Introduction:
Olive green to brown, butterfly-shaped patch on back of head, groin and hind legs with black and red-orange marbling.
Identification:
Olive green to brown in colour, with a butterfly-shaped patch on the back of its head. Skin is rough with ridges and warts. Limbs are usually barred or banded with darker markings. Groin and the edges of its hind legs have black and red-orange marbling. Male’s belly is black with white spots and the female’s is marbled black and white. Fingers and toes have very little webbing. Body size up to 5 cm.
Max. Size:
5 cm.
Distribution:
Coastal Queensland and New South Wales
Habitat: Beside streams in rainforests, wet Eucalypt forests, grasslands and swamps.
Biology:

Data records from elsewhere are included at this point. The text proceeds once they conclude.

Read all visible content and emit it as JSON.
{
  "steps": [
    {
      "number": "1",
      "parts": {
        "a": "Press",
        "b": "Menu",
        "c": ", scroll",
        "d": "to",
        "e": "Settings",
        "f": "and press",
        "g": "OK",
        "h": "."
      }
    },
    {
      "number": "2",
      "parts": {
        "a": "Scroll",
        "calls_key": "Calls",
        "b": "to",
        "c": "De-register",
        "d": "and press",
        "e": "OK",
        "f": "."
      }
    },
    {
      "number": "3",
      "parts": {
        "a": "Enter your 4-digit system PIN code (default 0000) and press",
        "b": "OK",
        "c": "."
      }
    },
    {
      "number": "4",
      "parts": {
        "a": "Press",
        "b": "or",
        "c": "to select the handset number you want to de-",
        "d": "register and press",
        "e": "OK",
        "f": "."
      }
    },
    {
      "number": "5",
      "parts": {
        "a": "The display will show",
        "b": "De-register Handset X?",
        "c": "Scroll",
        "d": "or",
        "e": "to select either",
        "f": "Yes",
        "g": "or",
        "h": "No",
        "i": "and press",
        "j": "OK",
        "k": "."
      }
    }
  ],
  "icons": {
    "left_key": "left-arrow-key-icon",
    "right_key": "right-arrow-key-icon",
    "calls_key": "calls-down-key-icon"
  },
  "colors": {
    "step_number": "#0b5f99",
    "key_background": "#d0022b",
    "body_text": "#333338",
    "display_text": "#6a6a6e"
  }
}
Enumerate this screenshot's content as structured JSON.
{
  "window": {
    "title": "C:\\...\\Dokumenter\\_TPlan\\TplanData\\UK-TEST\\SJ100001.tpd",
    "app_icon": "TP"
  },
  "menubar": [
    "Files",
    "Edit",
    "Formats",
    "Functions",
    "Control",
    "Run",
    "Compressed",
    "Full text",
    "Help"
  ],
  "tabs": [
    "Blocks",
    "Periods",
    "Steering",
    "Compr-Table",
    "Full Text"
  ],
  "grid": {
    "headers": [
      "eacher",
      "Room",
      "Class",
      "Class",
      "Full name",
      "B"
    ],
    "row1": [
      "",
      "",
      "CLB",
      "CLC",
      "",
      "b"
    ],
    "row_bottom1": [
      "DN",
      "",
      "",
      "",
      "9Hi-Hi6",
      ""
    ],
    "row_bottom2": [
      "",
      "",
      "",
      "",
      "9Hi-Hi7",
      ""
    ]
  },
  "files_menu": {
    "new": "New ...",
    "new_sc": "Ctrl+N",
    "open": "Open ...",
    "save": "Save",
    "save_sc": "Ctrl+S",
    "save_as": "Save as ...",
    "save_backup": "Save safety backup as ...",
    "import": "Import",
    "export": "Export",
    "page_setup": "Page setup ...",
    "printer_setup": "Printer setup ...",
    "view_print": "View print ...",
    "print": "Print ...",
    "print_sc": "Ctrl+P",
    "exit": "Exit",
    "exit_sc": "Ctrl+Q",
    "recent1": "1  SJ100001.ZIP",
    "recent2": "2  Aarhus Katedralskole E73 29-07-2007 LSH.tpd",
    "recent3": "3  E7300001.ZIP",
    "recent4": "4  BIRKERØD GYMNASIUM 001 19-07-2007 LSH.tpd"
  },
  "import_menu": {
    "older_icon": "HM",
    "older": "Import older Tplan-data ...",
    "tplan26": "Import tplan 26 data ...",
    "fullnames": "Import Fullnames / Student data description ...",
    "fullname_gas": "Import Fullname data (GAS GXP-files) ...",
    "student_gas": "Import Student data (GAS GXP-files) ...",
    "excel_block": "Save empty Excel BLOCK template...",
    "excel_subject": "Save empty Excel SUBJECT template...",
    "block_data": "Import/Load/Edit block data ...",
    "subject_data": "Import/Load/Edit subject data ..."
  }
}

It gets its name from the two long, sharp ‘tusks’ or elongated teeth projecting from its lower jaw. The teeth are much longer in the male than the female. The male use its 'tusks' to defend territory. Its call is similar to a single 'tok' or 'cluck' sound, repeated several times a minute. In spring and summer, the male will call to attract the female while floating in the water, hidden among vegetation or behind rocks and logs. The female lays her eggs in a floating foam nest. The frog is difficult to find as it hides among vegetation and logs beside puddles, streams and ditches.
Other Common Names:
Tusk Frog